■ **Exercise description**
Filter the records, keeping every line that has the string "page".

START Entries shown

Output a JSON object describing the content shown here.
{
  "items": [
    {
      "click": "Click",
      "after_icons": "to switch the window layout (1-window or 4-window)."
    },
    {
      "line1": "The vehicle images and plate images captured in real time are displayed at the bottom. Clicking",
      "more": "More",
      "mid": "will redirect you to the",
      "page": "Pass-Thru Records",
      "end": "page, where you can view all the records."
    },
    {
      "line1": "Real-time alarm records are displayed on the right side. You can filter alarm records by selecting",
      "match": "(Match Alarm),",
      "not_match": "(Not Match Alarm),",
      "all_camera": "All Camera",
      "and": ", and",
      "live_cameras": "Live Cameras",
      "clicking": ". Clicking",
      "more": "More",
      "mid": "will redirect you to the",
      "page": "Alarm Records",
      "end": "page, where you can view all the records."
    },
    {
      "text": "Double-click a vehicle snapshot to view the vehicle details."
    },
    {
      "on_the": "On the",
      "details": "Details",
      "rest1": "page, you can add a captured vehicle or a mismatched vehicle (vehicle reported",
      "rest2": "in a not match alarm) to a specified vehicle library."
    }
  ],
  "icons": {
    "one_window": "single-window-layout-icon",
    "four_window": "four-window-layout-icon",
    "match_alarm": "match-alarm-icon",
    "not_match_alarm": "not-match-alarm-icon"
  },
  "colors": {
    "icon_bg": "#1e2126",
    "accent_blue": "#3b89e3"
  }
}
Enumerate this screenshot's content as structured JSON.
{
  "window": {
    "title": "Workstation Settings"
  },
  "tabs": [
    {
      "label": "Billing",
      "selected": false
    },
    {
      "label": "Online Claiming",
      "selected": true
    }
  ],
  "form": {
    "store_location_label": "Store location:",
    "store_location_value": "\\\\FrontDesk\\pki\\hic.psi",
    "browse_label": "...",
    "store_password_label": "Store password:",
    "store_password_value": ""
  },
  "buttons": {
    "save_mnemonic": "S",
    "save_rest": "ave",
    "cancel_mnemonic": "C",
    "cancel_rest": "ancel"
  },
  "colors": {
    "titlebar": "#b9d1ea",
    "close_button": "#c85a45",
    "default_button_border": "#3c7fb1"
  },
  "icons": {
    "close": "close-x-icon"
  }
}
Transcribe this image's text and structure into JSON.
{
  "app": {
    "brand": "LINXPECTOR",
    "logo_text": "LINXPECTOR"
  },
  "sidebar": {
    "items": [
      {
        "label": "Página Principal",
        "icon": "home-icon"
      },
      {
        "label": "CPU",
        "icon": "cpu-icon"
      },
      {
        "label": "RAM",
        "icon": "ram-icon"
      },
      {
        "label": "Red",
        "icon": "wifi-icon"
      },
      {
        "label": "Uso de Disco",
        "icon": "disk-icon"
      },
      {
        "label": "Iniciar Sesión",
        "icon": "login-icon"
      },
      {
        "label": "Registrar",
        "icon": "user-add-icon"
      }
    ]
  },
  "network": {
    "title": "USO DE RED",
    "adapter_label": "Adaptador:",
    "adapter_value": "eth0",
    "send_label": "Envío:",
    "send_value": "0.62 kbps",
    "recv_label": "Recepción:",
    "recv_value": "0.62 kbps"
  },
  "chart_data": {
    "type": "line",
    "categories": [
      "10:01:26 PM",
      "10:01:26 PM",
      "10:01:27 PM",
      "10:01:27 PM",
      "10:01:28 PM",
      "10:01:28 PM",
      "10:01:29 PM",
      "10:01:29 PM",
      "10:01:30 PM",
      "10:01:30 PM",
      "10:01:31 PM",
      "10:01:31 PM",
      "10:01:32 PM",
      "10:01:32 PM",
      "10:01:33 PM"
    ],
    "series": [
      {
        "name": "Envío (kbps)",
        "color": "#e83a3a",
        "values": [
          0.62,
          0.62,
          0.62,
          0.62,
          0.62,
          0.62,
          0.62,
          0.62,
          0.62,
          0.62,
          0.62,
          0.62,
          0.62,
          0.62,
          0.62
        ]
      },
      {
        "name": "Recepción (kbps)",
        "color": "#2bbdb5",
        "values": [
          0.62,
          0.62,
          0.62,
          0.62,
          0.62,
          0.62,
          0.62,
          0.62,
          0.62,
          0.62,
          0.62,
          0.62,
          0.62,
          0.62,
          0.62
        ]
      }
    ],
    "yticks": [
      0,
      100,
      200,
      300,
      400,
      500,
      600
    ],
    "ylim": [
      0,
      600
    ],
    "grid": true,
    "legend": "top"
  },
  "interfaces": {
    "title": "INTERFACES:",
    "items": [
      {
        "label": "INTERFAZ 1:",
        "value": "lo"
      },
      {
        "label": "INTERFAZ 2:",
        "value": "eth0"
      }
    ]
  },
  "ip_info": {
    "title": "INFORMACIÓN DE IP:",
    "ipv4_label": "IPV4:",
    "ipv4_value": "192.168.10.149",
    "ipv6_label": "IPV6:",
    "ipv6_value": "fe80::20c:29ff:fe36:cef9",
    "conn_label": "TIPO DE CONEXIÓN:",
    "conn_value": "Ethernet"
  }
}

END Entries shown

■ **Response box**
      "page": "Pass-Thru Records",
      "end": "page, where you can view all the records."
      "page": "Alarm Records",
      "end": "page, where you can view all the records."
      "rest1": "page, you can add a captured vehicle or a mismatched vehicle (vehicle reported",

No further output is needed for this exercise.